Self-directed work teams

In a study of illumination in the workplace of Hawthorne and the Western Electric Company, a sociologist from Harvard Business School, Elton Mayo, concluded that when the organization established experimental work groups, “the individuals became a team and the team gave itself wholeheartedly and spontaneously to cooperation.” Through a natural system of collaboration, the teams are not only responsible for the work but also the management of their group. Mayo’s research uncovered that teams under their own direction established a capacity for self-motivated learning and change. This concept of designing the work system with the full participation of the people proved to be a breakthrough for organizations during the 1990s. During that time, employees closest to the product and customer began to have increasing decision making capacities and capabilities.

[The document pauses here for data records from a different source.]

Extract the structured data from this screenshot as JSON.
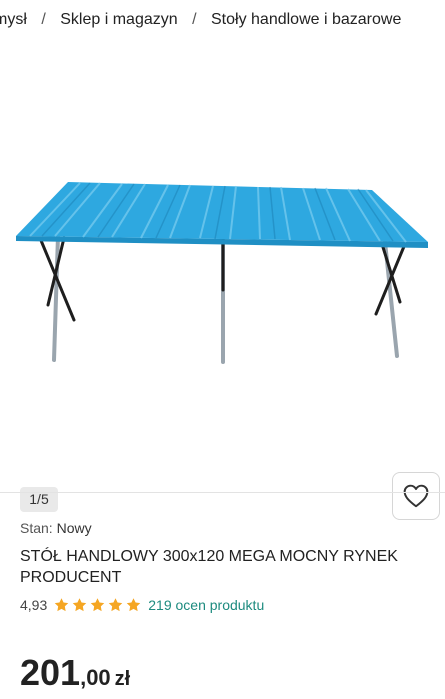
{
  "breadcrumb": {
    "items": [
      {
        "label": "mysł"
      },
      {
        "label": "Sklep i magazyn"
      },
      {
        "label": "Stoły handlowe i bazarowe"
      }
    ],
    "separator": "/"
  },
  "gallery": {
    "counter": "1/5",
    "wishlist_icon": "heart-outline-icon"
  },
  "product": {
    "condition_label": "Stan:",
    "condition_value": "Nowy",
    "title": "STÓŁ HANDLOWY 300x120 MEGA MOCNY RYNEK PRODUCENT",
    "rating_score": "4,93",
    "rating_stars": 5,
    "reviews_text": "219 ocen produktu",
    "price_int": "201",
    "price_dec": ",00",
    "price_currency": "zł"
  },
  "colors": {
    "star": "#f5a623",
    "review_link": "#1d8b7f",
    "table_top": "#2ea8e0"
  }
}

Interview programs

The Hawthorne Experiments sought to determine a correlation between light levels and productivity. Researchers had divided the employees into teams of six and interviewed the individuals to determine the effect of the lighting. Mayo discovered that the interview program set up by the study inherently gave the employees a sense of higher purpose.[9] Exposure of employee thoughts and concerns to managers appeared to be a fundamental aspect of the relation between managers and employees. Evidently, by having the ability to speak to their managers, the employees at Western Electric exhibited a dramatic improvement in their attitudes towards work. Essential to a highly committed work force, the interview program formally developed and sustained cooperation with management.

Problem-solving teams

The Hawthorne experiment further highlighted that teams working without coercion from above or limitation from below could astonish even their own expectations of themselves. Sociologist Fritz Roethlisberger argued that this informal organization left the team responsible for addressing the myriad of problems that continuously arose. Roethlisberger noted by studying the chemistry of informal groups that human interactions and collaboration have the potential to set when teams have to face problems on their own. Together the individuals of the team strive to improve the processes of the team by adapting to different demands and learning from each other.

Cross training

Cross training began to be heavily examined through the scope of modern Japanese management in the automobile industry in the 1970s. Sociologists examined the way in which the Japanese automobile firms cross-trained its employees through a company wide orientation and training program. As Japanese firms trained their employees in a multitude of aspects in the production process, sociologists discovered that the training brought the employees together and formed a connection in which all the employees were dedicated to the company’s mission. These established connections appeared to solicit cooperation among the work force. The Japanese auto plants revealed that flexibility within the production teams allowed employees to work on their own tasks while keeping others efficient.